But first — I know what you’re thinking. Why the hypergraphia, Laura? Why are you writing about memoirs and stuffing versus dressing? What’s wrong? Well . . . I have nothing to do. Okay, “nothing to do” is strong. But I am in a lull, waiting for the galleys of WHAT THE DEAD KNOW and owing only one piece of writing that I recall, a short story for Megan Abbott, one that I’m not quite ready to write. (It needs to simmer for a while.)
At any rate, the previous entry on memoirs led to a mention of A GIRL NAMED ZIPPY in the comments. (Thanks, Sal!) And while I was typing “A Short List of Things My Father Lost Gambling” into the comments, I realized it was the platonic ideal of The Memory Project, a detailed, fact-based piece of writing that uses very few emotionally-laden words even as it incidentally breaks a reader’s heart. Here it is, again:
“1. My pony, Tim. He was excellently small and nice, and lived in a meadow behind the Mooreland Friends Church, with no one’s permission. One day I came home from school, and poof. If it were not for a photograph I have of me astride the little horse, with his name and mine written on the back by my mother, I would for certain think I made him up.
2. A small motorcycle.

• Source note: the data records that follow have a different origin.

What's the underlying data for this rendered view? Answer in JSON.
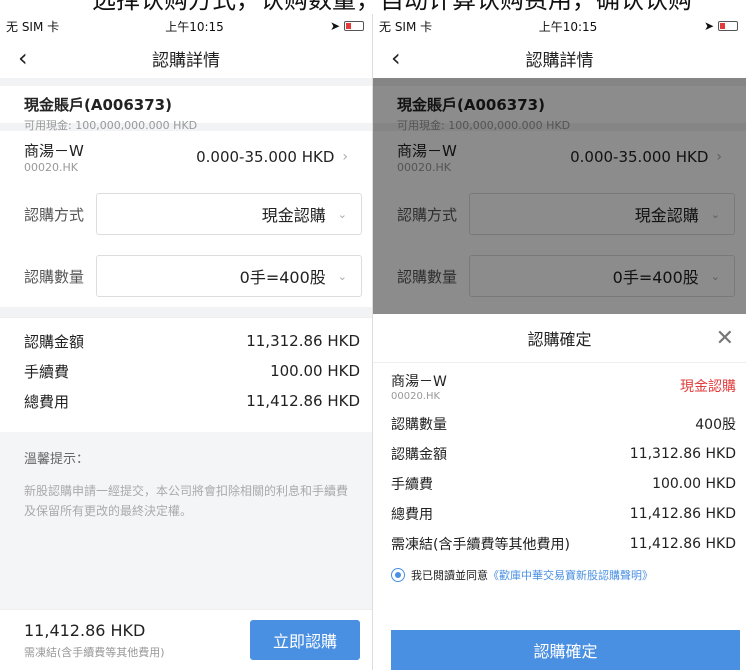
{
  "top_strip": "选择认购方式，认购数量，自动计算认购费用，确认认购",
  "status_bar": {
    "carrier": "无 SIM 卡",
    "time": "上午10:15"
  },
  "nav": {
    "title": "認購詳情"
  },
  "account": {
    "name": "現金賬戶(A006373)",
    "cash": "可用現金: 100,000,000.000 HKD"
  },
  "stock": {
    "name": "商湯－W",
    "code": "00020.HK",
    "price_range": "0.000-35.000 HKD"
  },
  "form": {
    "method_label": "認購方式",
    "method_value": "現金認購",
    "qty_label": "認購數量",
    "qty_value": "0手=400股"
  },
  "cost": [
    {
      "label": "認購金額",
      "value": "11,312.86 HKD"
    },
    {
      "label": "手續費",
      "value": "100.00 HKD"
    },
    {
      "label": "總費用",
      "value": "11,412.86 HKD"
    }
  ],
  "tips": {
    "title": "溫馨提示：",
    "text": "新股認購申請一經提交，本公司將會扣除相關的利息和手續費及保留所有更改的最終決定權。"
  },
  "bottom": {
    "amount": "11,412.86 HKD",
    "freeze_label": "需凍結(含手續費等其他費用)",
    "buy_button": "立即認購"
  },
  "confirm": {
    "title": "認購確定",
    "method": "現金認購",
    "rows": [
      {
        "label": "認購數量",
        "value": "400股"
      },
      {
        "label": "認購金額",
        "value": "11,312.86 HKD"
      },
      {
        "label": "手續費",
        "value": "100.00 HKD"
      },
      {
        "label": "總費用",
        "value": "11,412.86 HKD"
      },
      {
        "label": "需凍結(含手續費等其他費用)",
        "value": "11,412.86 HKD"
      }
    ],
    "agree_prefix": "我已閱讀並同意",
    "agree_link": "《歡庫中華交易寶新股認購聲明》",
    "button": "認購確定"
  },
  "colors": {
    "accent": "#4a90e2",
    "warning": "#e23b3b"
  }
}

It appeared on the front porch one morning; no one learned to drive it; shortly thereafter, it was gone.
3. My mother’s engagement and wedding rings. The wedding band was heavy gold, with a little cluster of shooting stars that even had tails. In the center of each star was a diamond chip. In my imagination she just looked down one day, and they had vanished.
4. A boat. Like the motorcycle, it simply appeared. We lived nowhere near water, but every day I went out and pretended to drive it at abnormal speeds across choppy waters. For a brief time, it took the place of rodeo as my favorite sport.
5. My twenty-five dollar savings bond. I won it at the Mooreland Fair in a game of intense skill and concentration called Guess How Many Pennies Are in This Huge Jar. I guessed 468 and [ital] got it exactly right. [end ital] My name was announced just before the Grand Champion Pull at the Horse and Pony Pull, the zenith of the Mooreland social season. Twenty-five dollars was an unheard of amount of money at the time, and my father volunteered to deposit it in my “savings account” for me, which I had never heard of before that moment. Over the next few years, I probably asked him for the money 736 times, and he always assured me we were just waiting for it to mature.
6. A wide variety of excellent hunting beagles.”
This is a smart group, so I hestitate to point out the things that I love so much about this two-page chapter. But I’ll risk citing a few things that make my heart sing.
“Excellently” Stephen King famously (!) advises us to avoid adverbs but if you’re going to use them, a made-up/unexpected one isn’t a bad way to go.
“Abnormal speeds across choppy waters.” Self-explanatory.
All of entry 5, from the number of pennies to the number of times she pestered her father for the money, to “the zenith of the Mooreland social season,” which doesn’t carry a whiff of condescension or “wink-wink-I-know-better” archness.
I won a big jar of candy at the Halloween party at Dickeyville Presbyterian by guessing 249. I remember explaining to many, many people how I happened on that number, as if my “solution” were on a par with cold water fusion. But always with a certain amount of self-deprecation, as if aware that it was a great thing to guess the correct number, and I shouldn’t appear to be full of myself.
Haven Kimmel would do better by that story.